It is a simple reality that when social attitudes and norms change the reaction on the law front tends to lag. The result is that certain issues can suddenly stand out in stark relief. The move in Alaska and many other states to allow recreational use of marijuana may stand as one example.
Federal law still makes possession and use of marijuana illegal, but Alaska voters opted to reverse course and legalize the substance in 2015. Of course, that raises concerns about how to prevent impaired driving and reduce the risk of serious, perhaps deadly accidents, caused by negligence in the use of marijuana.
What Alaska law says
To be clear, while the book regarding effective enforcement of marijuana impairment is still being written, some things are a matter of legal record now. For example:
- Recreational use of marijuana is only legal for adults 21 and over.
- If you are marijuana impaired, driving any motorized vehicle is illegal and unsafe.
- Police have a right to test for impairment and many officers are trained on how to do it.
- State policy is to revoke driving privileges of any driver who refuses to agree to a legitimate police request to submit to chemical testing.
- Fines and penalties are stiff for any form of impaired driving, and can increase if the substance involved is marijuana.
- Medically approved use of marijuana is not a legal excuse for driving impaired.
That marijuana impairment can raise accident risk is not in dispute. According to a recent study by the Insurance Information Institute (III), early data indicates that in the 10 states where recreational marijuana use is legal, accident rates are on the rise.
Proving marijuana impairment after a crash can be difficult but may be important to attempt on behalf of victims seeking compensation for their injuries and losses.

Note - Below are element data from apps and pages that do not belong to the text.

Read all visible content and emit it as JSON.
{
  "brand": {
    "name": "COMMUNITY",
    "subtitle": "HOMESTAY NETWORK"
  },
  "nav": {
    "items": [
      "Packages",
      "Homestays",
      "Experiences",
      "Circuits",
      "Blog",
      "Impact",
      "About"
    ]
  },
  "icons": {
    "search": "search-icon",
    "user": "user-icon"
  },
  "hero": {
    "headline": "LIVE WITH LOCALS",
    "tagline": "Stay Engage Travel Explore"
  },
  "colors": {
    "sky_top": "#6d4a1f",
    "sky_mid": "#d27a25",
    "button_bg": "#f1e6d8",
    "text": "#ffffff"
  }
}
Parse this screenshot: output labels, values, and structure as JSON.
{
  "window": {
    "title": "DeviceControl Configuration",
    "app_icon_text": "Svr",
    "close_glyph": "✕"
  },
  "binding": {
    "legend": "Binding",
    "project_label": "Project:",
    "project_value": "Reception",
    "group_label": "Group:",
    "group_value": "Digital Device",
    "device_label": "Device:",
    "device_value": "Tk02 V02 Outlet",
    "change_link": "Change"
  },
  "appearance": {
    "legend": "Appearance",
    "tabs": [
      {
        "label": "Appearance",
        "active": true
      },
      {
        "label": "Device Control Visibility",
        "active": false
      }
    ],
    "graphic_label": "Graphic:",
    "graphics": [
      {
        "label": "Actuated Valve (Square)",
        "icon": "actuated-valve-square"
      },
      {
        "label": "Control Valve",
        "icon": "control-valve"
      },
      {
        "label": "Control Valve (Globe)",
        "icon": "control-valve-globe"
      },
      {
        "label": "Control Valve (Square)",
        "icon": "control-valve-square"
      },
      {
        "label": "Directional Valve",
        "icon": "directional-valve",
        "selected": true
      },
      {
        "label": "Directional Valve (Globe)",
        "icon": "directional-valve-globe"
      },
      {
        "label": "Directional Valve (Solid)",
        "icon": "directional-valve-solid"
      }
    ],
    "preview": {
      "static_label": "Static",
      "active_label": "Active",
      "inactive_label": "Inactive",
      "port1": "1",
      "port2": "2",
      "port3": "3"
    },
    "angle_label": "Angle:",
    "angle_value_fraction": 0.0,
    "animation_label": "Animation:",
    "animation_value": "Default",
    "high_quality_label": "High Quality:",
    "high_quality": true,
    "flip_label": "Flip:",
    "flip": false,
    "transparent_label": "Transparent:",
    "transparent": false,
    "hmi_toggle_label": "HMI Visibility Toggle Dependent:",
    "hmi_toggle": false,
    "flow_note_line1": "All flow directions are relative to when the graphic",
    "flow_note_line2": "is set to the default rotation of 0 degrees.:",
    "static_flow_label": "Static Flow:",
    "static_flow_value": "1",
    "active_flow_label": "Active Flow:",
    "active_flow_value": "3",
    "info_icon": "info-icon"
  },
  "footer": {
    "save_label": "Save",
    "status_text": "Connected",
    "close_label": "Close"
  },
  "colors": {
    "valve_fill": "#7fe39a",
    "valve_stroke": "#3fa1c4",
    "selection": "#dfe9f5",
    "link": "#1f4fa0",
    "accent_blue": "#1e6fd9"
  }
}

Meanwhile, the III study acknowledges that while marijuana is a known intoxicant, standard personal and commercial auto insurance policies don't address the implications of impairment in the context of liability. That may change in time, but for now it seems fair to expect that insurers will seek to weigh in on the matter by raising premium rates when it's appropriate.